The largest Charedi school in the UK has been told it is in breach of equality law because it teaches boys and girls separately.
Beis Rochel d’Satmar Girls School in Stamford Hill, which has 1,712 pupils, takes boys up to the age of 12 but teaches them in a different building.
A year ago the Appeal Court ruled it was illegal for a state-aided Muslim school entirely to segregate boys and girls - although single-sex schools remain acceptable.
Beis Rochel leaders told Ofsted they plan to split it into separate boys' and girls' schools from next month.
The school, ranked overall as requiring improvement, was already above its official maximum of 1,475 pupils, inspectors noted.
They said boys made less progress than girls and literacy skills remained weak in the early years.
But the introduction of English to the Yiddish-speaking pupils in the early years had had a “positive impact,” whereas before English was taught only from year two.
Girls performed particularly well in maths and art in GCSE, while English and maths passes were above the national average.
Although the school had a sixth form, around one in five girls left to get married before achieving any qualifications.
Inspectors found that textbooks had been edited; in one, the sight of bare arms in images had been redacted, in another a reference to the Ice Age.

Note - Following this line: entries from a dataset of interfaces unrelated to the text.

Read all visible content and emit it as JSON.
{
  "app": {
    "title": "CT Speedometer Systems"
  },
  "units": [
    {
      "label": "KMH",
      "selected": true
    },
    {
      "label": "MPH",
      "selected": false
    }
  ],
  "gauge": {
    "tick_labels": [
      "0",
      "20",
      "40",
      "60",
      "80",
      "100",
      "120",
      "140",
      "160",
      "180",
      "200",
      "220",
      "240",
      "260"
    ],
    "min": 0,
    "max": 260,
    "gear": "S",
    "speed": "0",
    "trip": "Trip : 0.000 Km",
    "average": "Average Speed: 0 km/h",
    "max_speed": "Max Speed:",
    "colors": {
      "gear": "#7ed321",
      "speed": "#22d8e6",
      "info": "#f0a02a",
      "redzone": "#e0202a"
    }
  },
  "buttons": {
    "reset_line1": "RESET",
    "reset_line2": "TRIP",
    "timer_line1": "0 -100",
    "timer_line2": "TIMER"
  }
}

But the school met the requirements for teaching British values. “Leaders promote respect for the full range of protected characteristics, in line with the school’s equality and diversity policy,” inspectors commented.
“For example, leaders emphasise respect and tolerance in the way they respond to pupils questions about different types of family group.”
Over the past few years, strictly Orthodox schools have consistently run into problems with Ofsted’s requirements to take account of the full range of “protected characteristics” in equality law - which include same-sex orientation and gender reassignment.
Another strictly Orthodox independent school, also recently ranked as requiring improvement, Yesodey Hatorah in Stamford Hill, was criticised for not ensuring that pupils had been made aware of “all the protected characteristics”.
The school - which teaches primary-age boys and girls, and boys at secondary level - was also reported to be in breach of equality law for segregating the sexes. However, Ofsted said “secure plans” were in place to register the girls’ building as a separate school.
The level of teaching in both religious and subjects at Yesodey Hatorah was good.
In another recent report, an independent Charedi boys school, Talmud Torah Chinuch Norim in Salford, which has applied to raise its age limit from 12 to 13, has been told by Ofsted it was now meeting the necessary standards.
Meanwhile, Chinuch UK, the representative group for Charedi education launched earlier this year, is encouraging supporters to sign a general petition expressing concern over plans for relationships and sex education.
The government has suggested that the RSE teaching should include same-sex relationships.
The petition voices “grave concerns about the physical, psychological and spiritual implications of teaching children about certain sexual and relational concepts proposed in RSE and believe that they have no place within a mandatory school curriculum”.